This year, California middle and high schoolers can hit snooze a little longer in the mornings thanks to a landmark law that passed in 2019 making school start times later.
The law, which states that students at public high schools cannot attend classes before 8:30 a.m. and no earlier than 8 a.m. for middle schoolers, went into effect on July 1.
“California’s law is the first of its scope in the entire country — we are the only state that’s set minimum allowed start times for middle and high schools," Lisa Lewis, parenting journalist and the author of "The Sleep-Deprived Teen: Why Our Teens Are So Tired, And How Parents And Schools Can Help Them Thrive," told TODAY Parents.
Early school start times guarantee that children, and particularly adolescents, will become sleep deprived.
Steven Lockley, neuroscientist
Lewis added that ensuring teens get enough sleep is "a public health imperative."
"We know, based on years of study, that shifting to healthy start times is a proven way to make a difference," Lewis said.
Steven Lockley, a neuroscientist at Brigham and Women’s Hospital and associate professor at Harvard Medical School, told TODAY Parents California's law is a big step in improving sleep, learning and health in children.
"Early school start times guarantee that children, and particularly adolescents, will become sleep deprived as their circadian clocks and sleep regulation systems naturally push sleep to a later time, making it harder to go to sleep early enough to get sufficient sleep before school," he said.
Lockley, who co-authored a study done in the UK showing the benefits of a 10 a.m. start time on exam results and sickness, said that good sleep is vital in children and teens, for alertness and performance and also for learning and health.
"If you don’t sleep, you can’t learn, and therefore not only will better sleep improve alertness and attention in the daytime at school, it will also improve the learning during sleep that results from the better attention," Lockley told TODAY.
The Harvard neuroscientist explained that there are also benefits to more sleep for other physiological systems.

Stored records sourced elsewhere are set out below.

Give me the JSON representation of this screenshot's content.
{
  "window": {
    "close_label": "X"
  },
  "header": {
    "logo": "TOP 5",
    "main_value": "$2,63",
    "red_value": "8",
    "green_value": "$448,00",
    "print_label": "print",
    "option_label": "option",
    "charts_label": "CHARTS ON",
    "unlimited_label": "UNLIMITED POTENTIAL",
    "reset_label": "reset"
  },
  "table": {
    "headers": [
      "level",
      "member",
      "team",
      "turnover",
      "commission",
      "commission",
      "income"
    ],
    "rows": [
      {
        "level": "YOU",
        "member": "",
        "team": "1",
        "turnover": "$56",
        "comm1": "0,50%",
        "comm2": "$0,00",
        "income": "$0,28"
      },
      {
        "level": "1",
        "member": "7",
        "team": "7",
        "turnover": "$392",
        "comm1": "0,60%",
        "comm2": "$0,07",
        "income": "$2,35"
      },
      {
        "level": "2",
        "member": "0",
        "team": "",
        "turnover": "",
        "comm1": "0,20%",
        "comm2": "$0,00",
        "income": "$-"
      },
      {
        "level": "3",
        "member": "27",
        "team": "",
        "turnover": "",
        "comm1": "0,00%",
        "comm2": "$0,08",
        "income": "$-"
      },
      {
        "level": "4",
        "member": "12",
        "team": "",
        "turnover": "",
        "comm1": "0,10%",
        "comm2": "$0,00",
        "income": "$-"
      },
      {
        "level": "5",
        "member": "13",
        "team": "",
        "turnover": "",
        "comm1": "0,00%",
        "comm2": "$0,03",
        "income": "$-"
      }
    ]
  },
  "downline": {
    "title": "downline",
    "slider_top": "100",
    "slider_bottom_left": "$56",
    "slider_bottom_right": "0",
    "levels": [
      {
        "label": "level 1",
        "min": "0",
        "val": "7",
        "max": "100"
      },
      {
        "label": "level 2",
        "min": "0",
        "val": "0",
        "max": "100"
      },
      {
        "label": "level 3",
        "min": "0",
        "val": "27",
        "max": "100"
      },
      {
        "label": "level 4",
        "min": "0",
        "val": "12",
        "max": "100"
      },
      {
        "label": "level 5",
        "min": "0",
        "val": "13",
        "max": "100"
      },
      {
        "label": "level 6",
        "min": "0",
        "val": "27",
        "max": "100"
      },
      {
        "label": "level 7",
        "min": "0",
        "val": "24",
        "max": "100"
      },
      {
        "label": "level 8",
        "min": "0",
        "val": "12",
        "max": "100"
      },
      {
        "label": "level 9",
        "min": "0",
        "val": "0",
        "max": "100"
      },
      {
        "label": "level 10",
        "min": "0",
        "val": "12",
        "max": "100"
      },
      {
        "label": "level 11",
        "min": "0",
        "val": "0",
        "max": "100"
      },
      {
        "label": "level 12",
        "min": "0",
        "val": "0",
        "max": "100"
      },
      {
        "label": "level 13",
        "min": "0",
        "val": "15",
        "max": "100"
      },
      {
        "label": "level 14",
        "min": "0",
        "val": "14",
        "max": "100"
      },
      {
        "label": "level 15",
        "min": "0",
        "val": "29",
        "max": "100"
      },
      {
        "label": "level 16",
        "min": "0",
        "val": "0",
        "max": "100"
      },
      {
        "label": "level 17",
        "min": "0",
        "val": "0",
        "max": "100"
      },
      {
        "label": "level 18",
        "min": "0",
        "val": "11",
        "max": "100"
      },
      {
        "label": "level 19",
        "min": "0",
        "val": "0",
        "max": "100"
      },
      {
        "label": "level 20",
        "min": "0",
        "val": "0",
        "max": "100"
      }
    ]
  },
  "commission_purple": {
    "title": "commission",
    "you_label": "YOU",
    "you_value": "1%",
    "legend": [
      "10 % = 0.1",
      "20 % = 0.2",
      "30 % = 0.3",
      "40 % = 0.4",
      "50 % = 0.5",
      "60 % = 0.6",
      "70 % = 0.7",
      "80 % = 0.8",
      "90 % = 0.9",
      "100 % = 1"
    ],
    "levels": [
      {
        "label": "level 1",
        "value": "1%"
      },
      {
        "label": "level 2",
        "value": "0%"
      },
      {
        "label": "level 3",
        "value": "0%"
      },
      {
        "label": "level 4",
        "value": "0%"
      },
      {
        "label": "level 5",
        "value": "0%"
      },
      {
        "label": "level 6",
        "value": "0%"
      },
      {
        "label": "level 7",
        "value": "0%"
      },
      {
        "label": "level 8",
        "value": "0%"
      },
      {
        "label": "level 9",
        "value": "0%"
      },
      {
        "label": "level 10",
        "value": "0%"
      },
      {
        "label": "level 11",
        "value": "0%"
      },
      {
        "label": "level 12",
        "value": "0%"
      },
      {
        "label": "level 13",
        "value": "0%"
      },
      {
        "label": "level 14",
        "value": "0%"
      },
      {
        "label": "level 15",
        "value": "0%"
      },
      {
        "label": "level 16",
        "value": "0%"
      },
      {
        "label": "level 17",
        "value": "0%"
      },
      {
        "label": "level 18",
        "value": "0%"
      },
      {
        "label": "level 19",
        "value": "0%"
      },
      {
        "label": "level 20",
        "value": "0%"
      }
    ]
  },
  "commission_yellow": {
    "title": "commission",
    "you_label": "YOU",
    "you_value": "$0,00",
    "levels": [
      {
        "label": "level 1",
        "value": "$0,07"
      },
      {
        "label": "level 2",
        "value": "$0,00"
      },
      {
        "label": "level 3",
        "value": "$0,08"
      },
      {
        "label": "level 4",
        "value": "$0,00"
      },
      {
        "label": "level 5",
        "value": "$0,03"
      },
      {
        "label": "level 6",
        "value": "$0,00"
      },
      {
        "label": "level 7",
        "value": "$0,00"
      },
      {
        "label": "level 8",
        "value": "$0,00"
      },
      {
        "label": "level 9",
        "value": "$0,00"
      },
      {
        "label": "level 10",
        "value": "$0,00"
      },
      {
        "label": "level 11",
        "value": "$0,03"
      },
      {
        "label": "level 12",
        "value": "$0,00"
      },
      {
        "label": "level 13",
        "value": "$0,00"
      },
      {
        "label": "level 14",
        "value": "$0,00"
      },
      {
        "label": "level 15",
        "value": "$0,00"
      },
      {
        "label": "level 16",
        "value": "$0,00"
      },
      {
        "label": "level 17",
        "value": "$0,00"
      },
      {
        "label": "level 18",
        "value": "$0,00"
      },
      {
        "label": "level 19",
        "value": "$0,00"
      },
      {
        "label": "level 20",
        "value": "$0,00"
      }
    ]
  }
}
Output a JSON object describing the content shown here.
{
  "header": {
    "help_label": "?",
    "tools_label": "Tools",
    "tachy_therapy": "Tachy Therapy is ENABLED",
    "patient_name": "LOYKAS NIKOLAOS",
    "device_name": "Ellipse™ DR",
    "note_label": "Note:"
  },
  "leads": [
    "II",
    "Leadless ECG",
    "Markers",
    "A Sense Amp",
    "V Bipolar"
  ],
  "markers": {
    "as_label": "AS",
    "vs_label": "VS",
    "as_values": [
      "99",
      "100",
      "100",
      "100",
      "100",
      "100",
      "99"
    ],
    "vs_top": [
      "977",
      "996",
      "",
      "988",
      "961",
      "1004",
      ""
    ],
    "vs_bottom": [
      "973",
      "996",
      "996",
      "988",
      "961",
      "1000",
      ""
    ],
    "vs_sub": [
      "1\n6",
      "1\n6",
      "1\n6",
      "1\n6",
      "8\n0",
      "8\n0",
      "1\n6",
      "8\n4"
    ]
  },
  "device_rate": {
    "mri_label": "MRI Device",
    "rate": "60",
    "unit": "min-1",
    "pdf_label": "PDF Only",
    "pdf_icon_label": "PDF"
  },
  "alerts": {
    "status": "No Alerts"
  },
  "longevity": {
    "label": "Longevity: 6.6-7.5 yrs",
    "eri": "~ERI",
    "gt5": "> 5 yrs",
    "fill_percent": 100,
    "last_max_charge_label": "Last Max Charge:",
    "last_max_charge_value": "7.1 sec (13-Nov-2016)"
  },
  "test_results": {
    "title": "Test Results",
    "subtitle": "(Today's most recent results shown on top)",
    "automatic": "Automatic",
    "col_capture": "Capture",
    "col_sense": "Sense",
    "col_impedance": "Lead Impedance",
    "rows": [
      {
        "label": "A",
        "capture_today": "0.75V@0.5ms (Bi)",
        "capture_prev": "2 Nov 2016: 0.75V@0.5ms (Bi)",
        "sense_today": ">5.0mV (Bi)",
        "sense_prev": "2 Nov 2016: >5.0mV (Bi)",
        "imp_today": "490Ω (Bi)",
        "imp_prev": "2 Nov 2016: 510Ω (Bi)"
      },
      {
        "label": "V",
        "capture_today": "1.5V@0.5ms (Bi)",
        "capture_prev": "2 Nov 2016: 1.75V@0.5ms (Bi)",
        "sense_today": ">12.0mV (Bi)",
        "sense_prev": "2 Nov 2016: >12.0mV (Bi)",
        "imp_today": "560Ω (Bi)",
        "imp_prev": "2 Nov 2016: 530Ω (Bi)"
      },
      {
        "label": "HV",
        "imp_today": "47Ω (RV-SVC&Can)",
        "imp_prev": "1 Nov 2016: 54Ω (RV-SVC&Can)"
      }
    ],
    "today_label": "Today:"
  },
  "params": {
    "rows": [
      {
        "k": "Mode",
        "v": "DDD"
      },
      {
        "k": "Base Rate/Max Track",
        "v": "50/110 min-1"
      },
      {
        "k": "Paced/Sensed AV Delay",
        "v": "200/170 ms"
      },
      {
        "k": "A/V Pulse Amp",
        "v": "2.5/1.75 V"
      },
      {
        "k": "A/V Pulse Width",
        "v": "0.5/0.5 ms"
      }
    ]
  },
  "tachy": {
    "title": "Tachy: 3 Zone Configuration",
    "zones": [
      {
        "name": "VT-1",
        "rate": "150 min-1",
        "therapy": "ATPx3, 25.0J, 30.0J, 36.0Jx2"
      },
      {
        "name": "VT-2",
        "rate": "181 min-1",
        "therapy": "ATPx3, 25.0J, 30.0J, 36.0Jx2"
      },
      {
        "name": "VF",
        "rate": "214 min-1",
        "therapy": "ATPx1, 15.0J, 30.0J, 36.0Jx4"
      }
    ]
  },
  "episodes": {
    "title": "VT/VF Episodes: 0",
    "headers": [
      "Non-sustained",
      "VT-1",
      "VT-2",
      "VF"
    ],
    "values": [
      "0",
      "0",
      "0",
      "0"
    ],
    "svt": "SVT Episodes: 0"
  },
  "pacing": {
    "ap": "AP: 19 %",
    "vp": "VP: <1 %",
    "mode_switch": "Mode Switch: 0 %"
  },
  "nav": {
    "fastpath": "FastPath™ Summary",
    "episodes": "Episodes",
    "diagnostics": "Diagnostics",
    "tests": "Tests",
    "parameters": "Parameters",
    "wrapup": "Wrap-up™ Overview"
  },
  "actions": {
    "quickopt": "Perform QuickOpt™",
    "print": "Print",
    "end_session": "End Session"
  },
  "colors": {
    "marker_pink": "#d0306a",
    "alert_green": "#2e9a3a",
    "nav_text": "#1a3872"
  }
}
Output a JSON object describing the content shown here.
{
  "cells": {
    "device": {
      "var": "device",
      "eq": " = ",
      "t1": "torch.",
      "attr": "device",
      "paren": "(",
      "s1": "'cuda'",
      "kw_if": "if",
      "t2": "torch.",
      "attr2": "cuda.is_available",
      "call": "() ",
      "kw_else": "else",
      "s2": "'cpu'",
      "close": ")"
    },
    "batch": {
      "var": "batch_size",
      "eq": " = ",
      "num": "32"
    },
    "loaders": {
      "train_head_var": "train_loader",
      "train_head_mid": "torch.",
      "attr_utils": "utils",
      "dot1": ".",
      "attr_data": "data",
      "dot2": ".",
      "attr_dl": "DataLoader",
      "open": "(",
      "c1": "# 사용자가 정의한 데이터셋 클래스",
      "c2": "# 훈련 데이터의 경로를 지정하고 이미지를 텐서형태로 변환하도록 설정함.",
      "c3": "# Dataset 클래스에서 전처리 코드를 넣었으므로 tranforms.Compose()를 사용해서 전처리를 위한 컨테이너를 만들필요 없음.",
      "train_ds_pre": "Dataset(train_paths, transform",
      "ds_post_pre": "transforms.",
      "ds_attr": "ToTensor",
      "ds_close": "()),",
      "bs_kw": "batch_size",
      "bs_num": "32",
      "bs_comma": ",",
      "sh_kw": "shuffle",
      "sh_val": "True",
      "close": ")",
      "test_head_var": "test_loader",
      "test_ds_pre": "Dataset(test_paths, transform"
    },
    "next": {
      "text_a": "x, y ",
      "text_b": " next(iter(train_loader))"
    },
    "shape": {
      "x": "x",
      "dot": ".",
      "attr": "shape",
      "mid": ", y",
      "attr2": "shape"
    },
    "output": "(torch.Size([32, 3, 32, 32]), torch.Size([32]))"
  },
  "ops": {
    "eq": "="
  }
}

"For example, growth hormone is only released during slow wave sleep and might be insufficient if children don’t sleep enough," Lockley said. "The hormone melatonin, which is important for circadian rhythm regulation and metabolism, is suppressed by staying awake and seeing light. More sleep will reduce the risk of light exposure and melatonin suppression."
Lockley said that in the longer term, adults can expect to see better grades, better mental health, fewer sick days, fewer car accidents on the drive to school and less risk-taking in kids who get more sleep.
Lewis told TODAY that she hopes California's precedent sets the bar for more states to follow suit.
"Given that we’re often a bellwether for other states, I hope this boosts similar actions elsewhere, including current bills in New York and New Jersey," she said.
"This should be a national initiative as all children can benefit immediately," he said, adding that Start School Later — a 501(c)(3) non-profit organization dedicated to healthy, safe and equitable school hours — has proven templates for other schools to follow. "There is also little cost in improving educational attainment in this way, as opposed to smaller class sizes, longer school days or longer semesters. While the new times may impact other schedules, like sports programs, these are secondary to the primary role of schools, which is to educate."
In addition to school start times, Lockley said adults should also be aware of other factors that affect children's sleep, such as:
- electronic device use
- caffeine use
"It is important to optimize the sleeping environment as much as possible — dark, quiet, cool (and) comfortable — and to let teenagers sleep in at weekends," Lockley told TODAY Parents. "Sleep is essential and should be the highest priority for children and adolescents. Schedule sleep first and then everything else around it."